DIY Toolbox: Assembly Tools
This single compact tool from Kobalt replaces a whole drawer of old-fashioned screwdrivers. Various types and sizes of bits store inside the handle where you can't lose them, and they slip into the business end of the tool to drive slotted, Phillips-head, square-drive, and other types of fasteners. A ratcheting feature allows you to drive screws all the way in or out without removing the driver's tip from the screw head, speeding your work.
Sold in sets consisting of a ratcheting wrench handle and a collection of sockets sized to fit various hex nuts and bolts, a socket wrench is the fast way to tighten and loosen fasteners on everything from furniture to cars, offering a secure grip on the hex head.

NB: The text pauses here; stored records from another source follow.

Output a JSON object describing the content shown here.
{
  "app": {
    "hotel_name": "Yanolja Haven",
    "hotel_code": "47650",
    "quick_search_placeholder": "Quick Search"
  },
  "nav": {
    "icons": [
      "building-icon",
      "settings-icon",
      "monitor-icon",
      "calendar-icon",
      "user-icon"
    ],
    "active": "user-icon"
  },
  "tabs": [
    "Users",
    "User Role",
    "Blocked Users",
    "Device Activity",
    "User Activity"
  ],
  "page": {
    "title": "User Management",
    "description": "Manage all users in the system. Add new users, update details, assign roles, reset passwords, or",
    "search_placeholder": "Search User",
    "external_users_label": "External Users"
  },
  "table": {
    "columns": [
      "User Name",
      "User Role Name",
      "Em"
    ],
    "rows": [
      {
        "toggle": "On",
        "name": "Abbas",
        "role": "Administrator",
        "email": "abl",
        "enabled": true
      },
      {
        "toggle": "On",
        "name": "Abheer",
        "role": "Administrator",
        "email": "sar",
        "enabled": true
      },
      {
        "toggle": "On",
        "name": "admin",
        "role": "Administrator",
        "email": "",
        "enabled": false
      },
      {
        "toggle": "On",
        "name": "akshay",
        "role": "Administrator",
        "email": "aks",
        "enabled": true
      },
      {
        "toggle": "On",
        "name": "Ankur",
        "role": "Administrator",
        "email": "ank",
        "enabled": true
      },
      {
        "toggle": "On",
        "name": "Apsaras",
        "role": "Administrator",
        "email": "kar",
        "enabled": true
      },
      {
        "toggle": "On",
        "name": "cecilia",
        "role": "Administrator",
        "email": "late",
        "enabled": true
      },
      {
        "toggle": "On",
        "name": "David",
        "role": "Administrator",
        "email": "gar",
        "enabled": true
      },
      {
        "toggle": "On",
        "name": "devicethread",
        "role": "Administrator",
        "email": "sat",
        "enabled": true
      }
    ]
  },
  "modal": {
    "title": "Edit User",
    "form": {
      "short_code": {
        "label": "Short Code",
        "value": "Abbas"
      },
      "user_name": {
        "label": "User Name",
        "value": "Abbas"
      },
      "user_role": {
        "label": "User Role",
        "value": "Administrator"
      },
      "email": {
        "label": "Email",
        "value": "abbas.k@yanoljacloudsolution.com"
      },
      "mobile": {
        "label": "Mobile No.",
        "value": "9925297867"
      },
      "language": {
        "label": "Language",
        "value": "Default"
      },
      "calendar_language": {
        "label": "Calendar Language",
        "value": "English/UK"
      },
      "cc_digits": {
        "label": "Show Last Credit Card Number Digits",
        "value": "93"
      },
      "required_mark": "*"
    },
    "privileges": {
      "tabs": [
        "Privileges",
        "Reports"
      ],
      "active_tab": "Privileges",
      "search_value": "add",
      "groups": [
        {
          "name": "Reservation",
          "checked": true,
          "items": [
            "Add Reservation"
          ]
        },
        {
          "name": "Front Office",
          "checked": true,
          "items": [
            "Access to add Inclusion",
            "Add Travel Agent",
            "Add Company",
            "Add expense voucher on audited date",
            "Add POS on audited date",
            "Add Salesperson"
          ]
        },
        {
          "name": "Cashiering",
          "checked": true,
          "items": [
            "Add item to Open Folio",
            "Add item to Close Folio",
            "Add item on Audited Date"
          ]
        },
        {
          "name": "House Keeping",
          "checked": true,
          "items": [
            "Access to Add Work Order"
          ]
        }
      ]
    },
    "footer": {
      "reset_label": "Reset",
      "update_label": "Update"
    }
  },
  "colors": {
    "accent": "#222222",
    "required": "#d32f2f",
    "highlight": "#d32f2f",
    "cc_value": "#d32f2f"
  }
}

A 3/8-inch drive set such as this Task Force model is a good place to start. Smaller 1/4-inch drive sets are handy for small fasteners in tight spots; larger 1/2-inch drive sets are mostly for heavy mechanical work.
With a jaw that adjusts to various size bolts, this wrench serves the same function as a set of nonadjustable, open-ended wrenches. While the largest adjustable wrench can grip a small nut, the large head and long handle can render this tool useless in tight quarters. Small wrenches with their short handles don't allow enough leverage to loosen big fasteners. A set of three of varying sizes, such as this one from Kobalt, offers a good range.
Suitable for all kinds of woodworking, wood glue is strong, quick-setting, easy to use, and weatherproof, allowing you to create projects that will hold up to outdoor exposure. The glue, when clamped or screwed, forms a bond that's almost invisible and often stronger than the wood it joins.
This tool lets you join pieces of metal too thin to screw together, and it also works when you can't reach the back of your project to fasten a nut on a bolt.